By Mary Lou Beatty
The arrival of the Russians was memorable for Kodiak Islanders.
Arsenti Arminak, just a boy at the time, tells the story. "When we saw the ship far off, we believed it was a giant whale and curiosity drove us to examine it more closely." Those aboard appeared unnatural. "We thought they were squid but when we saw that they took fire into their mouths and blew out smoke -- we knew nothing of tobacco -- we could only believe that they were devils."
In the 1760s Russian traders were sailing across the Bering Sea to hunt otter and seals. The Alutiit drove away the intruders, but two decades later a more heavily armed expedition would made Three Saints Bay on Kodiak Island the first Russian settlement in America.
In this issue, we look at the tangled history between America and Russia from the time of the czars to the present day. One byway takes us along the Chinese Eastern Railway to Harbin, for a time the largest Russian city outside of the Soviet Union. White Russians fled to Harbin after the revolution of 1917, only to be driven out again in a second revolution in China itself. The stories of these émigrés are being translated and digitized with NEH support. Another foray takes us north through Arkhangelsk Province, where log churches and Russian Orthodox monasteries dating as far back as the fifteenth century, having survived the Soviets, have fallen into disrepair. A scholar named William C. Brumfield is preserving them on film, in a photographic quest that has taken twenty years.
We pause at an unlikely juncture of American and Russian culture: 1891 in Buffalo Bill's Wild West. Buffalo Bill was looking beyond the frontier, refusing to call his event a "show," insisting its purpose was educational. Quite an educational event it was. He filled the arena with Mexican vaqueros, Irish lancers, German cuirassiers -- and a dozen Cossacks from Russia. A review a few years later in the New York Daily Tribune was enthusiastic: "The Cossacks, riding like mad, whipping wildly, leaning far over, swinging and swaying, make you cry out with enthusiasm."

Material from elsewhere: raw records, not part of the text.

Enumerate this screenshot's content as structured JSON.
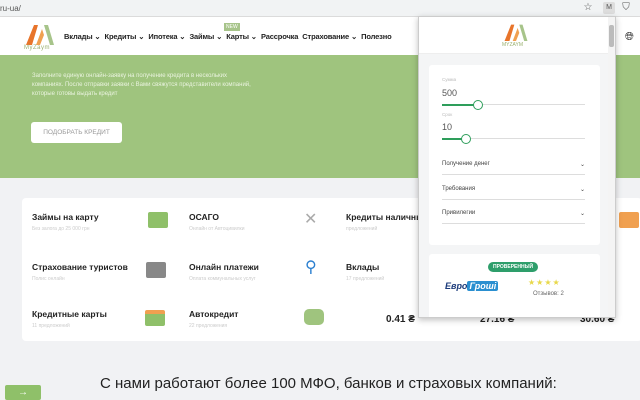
{
  "browser": {
    "url": "ru-ua/"
  },
  "header": {
    "logo_text": "MyZaym",
    "nav": [
      "Вклады ⌄",
      "Кредиты ⌄",
      "Ипотека ⌄",
      "Займы ⌄",
      "Карты ⌄",
      "Рассрочка",
      "Страхование ⌄",
      "Полезно"
    ],
    "new_badge": "NEW"
  },
  "hero": {
    "text": "Заполните единую онлайн-заявку на получение кредита в нескольких компаниях. После отправки заявки с Вами свяжутся представители компаний, которые готовы выдать кредит",
    "button": "ПОДОБРАТЬ КРЕДИТ"
  },
  "items": [
    {
      "title": "Займы на карту",
      "sub": "Без залога до 25 000 грн"
    },
    {
      "title": "ОСАГО",
      "sub": "Онлайн от Автоцивилки"
    },
    {
      "title": "Кредиты наличными",
      "sub": "предложений"
    },
    {
      "title": "Страхование туристов",
      "sub": "Полис онлайн"
    },
    {
      "title": "Онлайн платежи",
      "sub": "Оплата коммунальных услуг"
    },
    {
      "title": "Вклады",
      "sub": "17 предложений"
    },
    {
      "title": "Кредитные карты",
      "sub": "11 предложений"
    },
    {
      "title": "Автокредит",
      "sub": "22 предложения"
    }
  ],
  "prices": [
    "0.41 ₴",
    "27.16 ₴",
    "30.60 ₴"
  ],
  "bottom_title": "С нами работают более 100 МФО, банков и страховых компаний:",
  "popup": {
    "logo_text": "MYZAYM",
    "amount_label": "Сумма",
    "amount": "500",
    "amount_fraction": 0.25,
    "term_label": "Срок",
    "term": "10",
    "term_fraction": 0.17,
    "selects": [
      "Получение денег",
      "Требования",
      "Привилегии"
    ],
    "badge": "ПРОВЕРЕННЫЙ",
    "lender_a": "Евро",
    "lender_b": "Гроші",
    "stars": "★★★★",
    "reviews": "Отзывов: 2"
  },
  "colors": {
    "green": "#9fc47e",
    "accent": "#2e9e5b"
  }
}
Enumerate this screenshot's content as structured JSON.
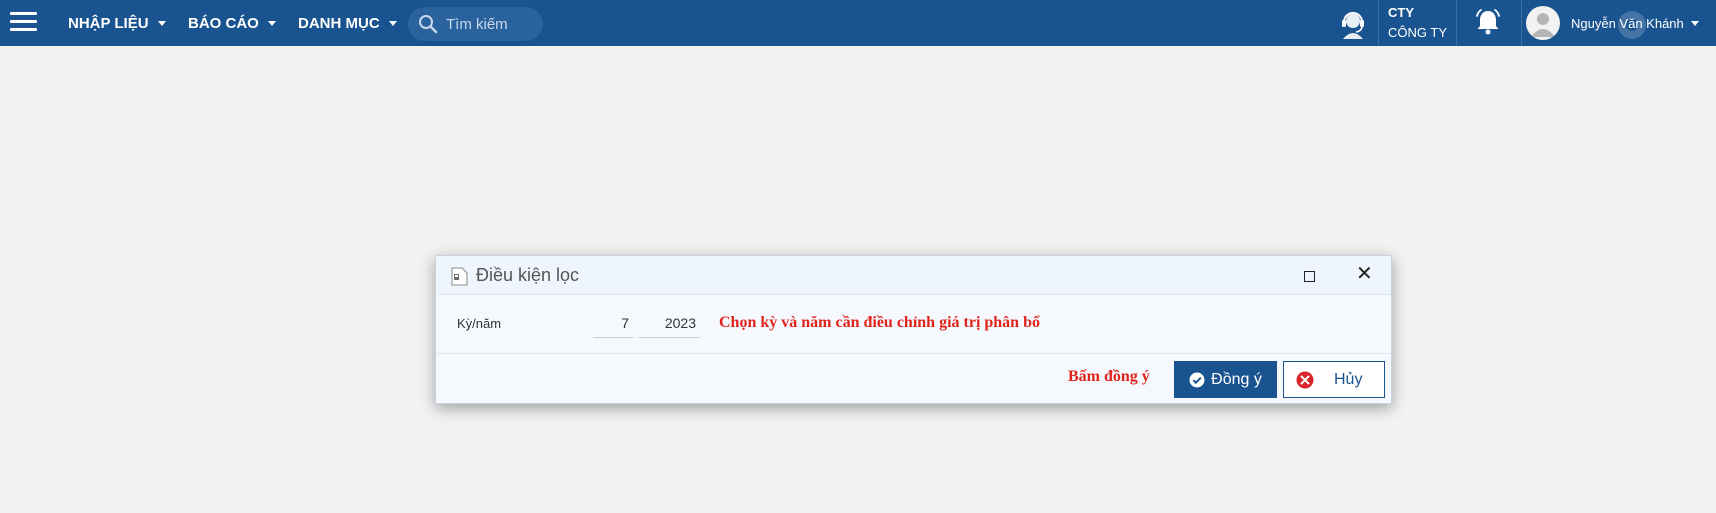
{
  "topbar": {
    "menu": [
      {
        "label": "NHẬP LIỆU"
      },
      {
        "label": "BÁO CÁO"
      },
      {
        "label": "DANH MỤC"
      }
    ],
    "search_placeholder": "Tìm kiếm",
    "company_code": "CTY",
    "company_name": "CÔNG TY",
    "user_name": "Nguyễn Văn Khánh",
    "colors": {
      "bar": "#1a5490"
    }
  },
  "dialog": {
    "title": "Điều kiện lọc",
    "period_label": "Kỳ/năm",
    "period_value": "7",
    "year_value": "2023",
    "hint": "Chọn kỳ và năm cần điều chỉnh giá trị phân bổ",
    "press_hint": "Bấm đồng ý",
    "ok_label": "Đồng ý",
    "cancel_label": "Hủy",
    "colors": {
      "hint": "#e0241b",
      "primary": "#1a5490"
    }
  }
}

The times were high-spirited, but the sawdust of Buffalo Bill's world would be blown away in the realities of a Boer War, a Spanish-American War, a Russo-Japanese War, and the first world war. New faces would come to power, some of them allies, some of them adversaries.
World War II brought the United States and Russia into the same camp again, and as the war came to a close, they looked at what they would take from their victory. Families were sundered, land devastated, and cultural heritage endangered. Great European art had been destroyed or appropriated in the Nazi advance into Russia; art had been sold or stolen in occupied France, Poland, and Central Europe. Historian Lynn Nicholas talks with NEH Chairman William R. Ferris about the rescue effort and some unresolved mysteries of the art world. In wartime France, a woman named Rose Valland watered the potted palms at the Jeu de Paume by day, and by night, made copies of German photographs of the looted artwork; because of her work, most of it was recovered after the war. The Russians assembled a "trophy commission" of art historians to sweep along the advance, looking for Russian-owned art and Nazi holdings to take as reparations. By Nicholas's estimates, "hundreds of thousands of objects" went to the Hermitage, the Pushkin, and other museums across the country, where they were kept hidden for fifty years after the war, until the Soviet Union fell. Nicholas believes the art will eventually surface. Tantalizing questions remain: a missing Raphael portrait, the fate of some Bellinis in Berlin, the whereabouts of the legendary Amber Room that graced the Catherine Palace in St. Petersburg. The room, made of slivers of amber put together like stained glass, is being copied and restored even as experts continue searching for the original.